§ EXERCISE DIRECTIONS
If a line of the records contains the string "我也录了", copy it out.

□ □ □ □

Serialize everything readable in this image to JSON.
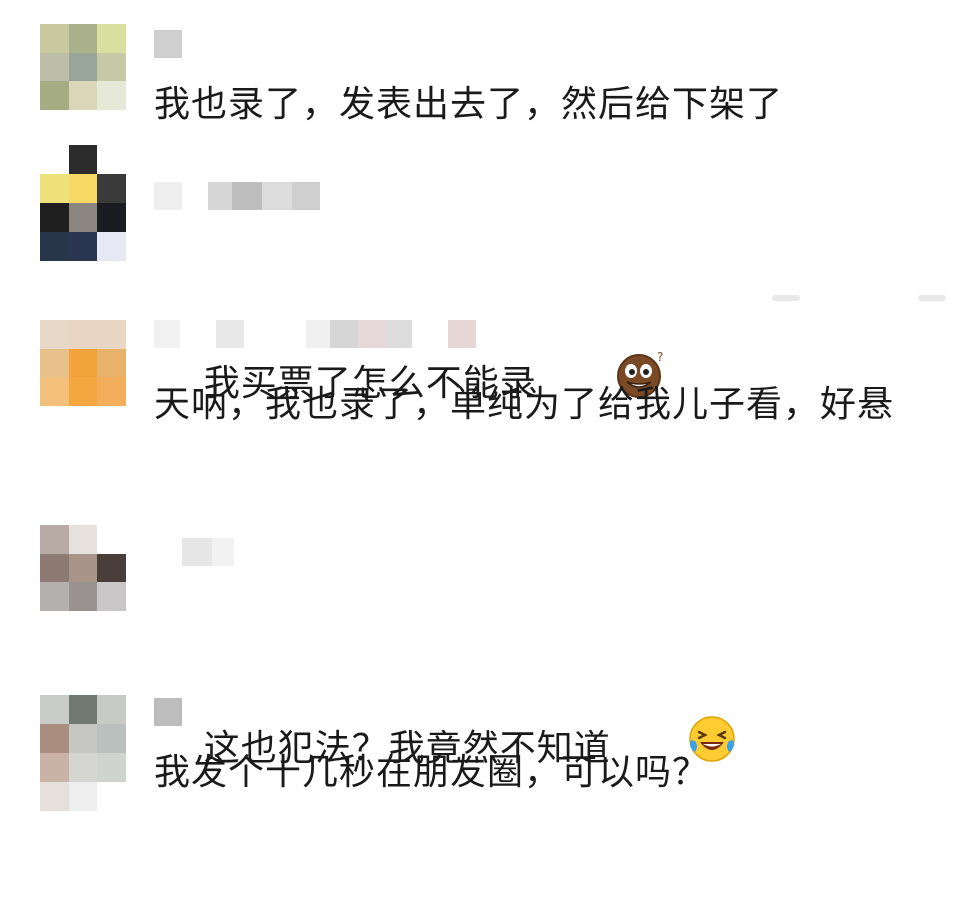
{
  "comments": [
    {
      "text": "我也录了，发表出去了，然后给下架了",
      "emoji": ""
    },
    {
      "text": "我买票了怎么不能录",
      "emoji": "cookie-face-emoji"
    },
    {
      "text": "天呐，我也录了，单纯为了给我儿子看，好悬",
      "emoji": ""
    },
    {
      "text": "这也犯法？我竟然不知道",
      "emoji": "laughing-tears-emoji"
    },
    {
      "text": "我发个十几秒在朋友圈，可以吗？",
      "emoji": ""
    }
  ],
  "colors": {
    "text": "#1a1a1a",
    "background": "#ffffff",
    "mosaic_light": "#d9d9d9"
  }
}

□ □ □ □

§ ANSWER TO THIS PROBLEM
      "text": "我也录了，发表出去了，然后给下架了",
      "text": "天呐，我也录了，单纯为了给我儿子看，好悬",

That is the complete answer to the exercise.